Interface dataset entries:
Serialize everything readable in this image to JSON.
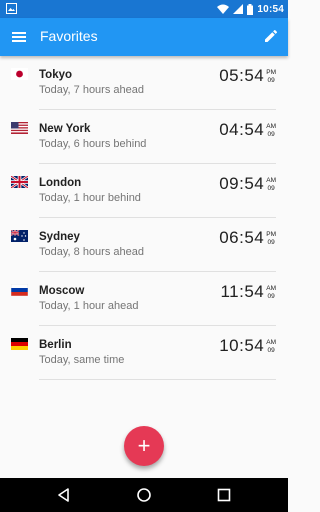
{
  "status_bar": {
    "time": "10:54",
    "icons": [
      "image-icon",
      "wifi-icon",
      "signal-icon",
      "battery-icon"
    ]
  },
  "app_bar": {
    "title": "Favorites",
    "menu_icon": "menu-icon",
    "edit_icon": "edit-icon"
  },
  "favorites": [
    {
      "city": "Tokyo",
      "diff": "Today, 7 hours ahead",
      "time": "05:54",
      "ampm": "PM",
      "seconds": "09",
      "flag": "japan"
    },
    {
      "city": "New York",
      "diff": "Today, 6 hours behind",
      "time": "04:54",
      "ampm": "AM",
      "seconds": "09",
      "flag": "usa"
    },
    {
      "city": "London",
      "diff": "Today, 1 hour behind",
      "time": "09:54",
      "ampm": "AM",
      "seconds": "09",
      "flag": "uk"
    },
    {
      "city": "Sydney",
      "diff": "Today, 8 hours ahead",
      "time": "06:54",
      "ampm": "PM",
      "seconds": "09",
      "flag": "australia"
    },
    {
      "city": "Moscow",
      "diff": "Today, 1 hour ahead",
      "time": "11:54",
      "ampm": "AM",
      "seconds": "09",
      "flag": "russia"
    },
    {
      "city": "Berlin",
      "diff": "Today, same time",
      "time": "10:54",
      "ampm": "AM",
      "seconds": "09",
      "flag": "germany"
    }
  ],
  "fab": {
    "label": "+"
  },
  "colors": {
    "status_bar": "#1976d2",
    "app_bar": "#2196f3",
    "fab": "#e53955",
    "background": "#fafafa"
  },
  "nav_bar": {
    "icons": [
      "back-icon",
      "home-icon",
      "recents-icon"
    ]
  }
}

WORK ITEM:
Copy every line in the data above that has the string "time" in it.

YOUR SOLUTION:
    "time": "10:54",
      "time": "05:54",
      "time": "04:54",
      "time": "09:54",
      "time": "06:54",
      "time": "11:54",
      "diff": "Today, same time",
      "time": "10:54",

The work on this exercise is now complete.